“Vishniac created some of the most enduring images of Eastern European Jews immediately before the Holocaust,” the Holocaust Memorial Museum in Washington writes in a press release on its website. The negatives were digitized by Ardon Bar-Hama, the expert who also digitized the Dead Sea Scrolls.


In addition to making the collection available to the public, the museum invites viewers to contribute by sharing information helping identify the subjects of the photos and the places shown. “Our shared goal is to make the images available for further identification and research, deepening our knowledge of Vishniac’s work and the people and places he recorded in his images,” ICP head Mark Lubell said.


Vishniac was born in 1897 and grew up in Moscow. His family emigrated to Berlin after the Bolshevik Revolution. He and his family reached the United States in 1941 after his release from an internment camp in France. He worked as a freelance photographer and helped develop new techniques of scientific color micro-photographs, the museum writes. He died in 1990.

Ky Krauthamer is a senior editor at TOL. Barbara Frye is TOL's managing editor. Ioana Caloianu is a TOL editorial assistant.
back  |  printBookmark and Share
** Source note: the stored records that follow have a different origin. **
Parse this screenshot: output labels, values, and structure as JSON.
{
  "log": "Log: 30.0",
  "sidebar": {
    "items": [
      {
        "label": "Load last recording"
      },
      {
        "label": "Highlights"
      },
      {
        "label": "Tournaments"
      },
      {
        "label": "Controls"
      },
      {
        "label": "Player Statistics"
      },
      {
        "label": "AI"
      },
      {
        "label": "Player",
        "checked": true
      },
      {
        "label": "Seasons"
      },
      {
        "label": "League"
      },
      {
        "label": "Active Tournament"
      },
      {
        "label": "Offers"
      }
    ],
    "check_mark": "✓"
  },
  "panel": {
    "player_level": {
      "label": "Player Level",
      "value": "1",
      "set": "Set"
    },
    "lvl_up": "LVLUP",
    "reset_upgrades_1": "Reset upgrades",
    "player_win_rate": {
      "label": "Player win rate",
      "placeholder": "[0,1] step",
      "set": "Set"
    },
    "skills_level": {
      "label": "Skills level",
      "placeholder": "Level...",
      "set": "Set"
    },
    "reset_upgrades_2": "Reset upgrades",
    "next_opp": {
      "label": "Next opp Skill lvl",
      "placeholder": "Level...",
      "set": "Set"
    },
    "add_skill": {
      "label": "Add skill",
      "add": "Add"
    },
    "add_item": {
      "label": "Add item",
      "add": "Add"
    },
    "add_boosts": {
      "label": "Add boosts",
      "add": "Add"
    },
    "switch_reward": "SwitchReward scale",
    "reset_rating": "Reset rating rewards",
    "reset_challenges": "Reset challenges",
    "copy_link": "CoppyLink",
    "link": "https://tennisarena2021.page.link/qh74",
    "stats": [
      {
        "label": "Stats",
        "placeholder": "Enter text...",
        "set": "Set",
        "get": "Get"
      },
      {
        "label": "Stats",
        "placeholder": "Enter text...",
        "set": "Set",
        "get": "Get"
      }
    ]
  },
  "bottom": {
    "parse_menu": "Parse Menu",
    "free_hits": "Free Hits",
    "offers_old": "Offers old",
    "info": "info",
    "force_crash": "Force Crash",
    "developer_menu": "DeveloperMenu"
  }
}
© Transitions Online 2015. All rights reserved. ISSN 1214-1615
Published by Transitions o.s., Baranova 33, 130 00 Prague 3, Czech Republic.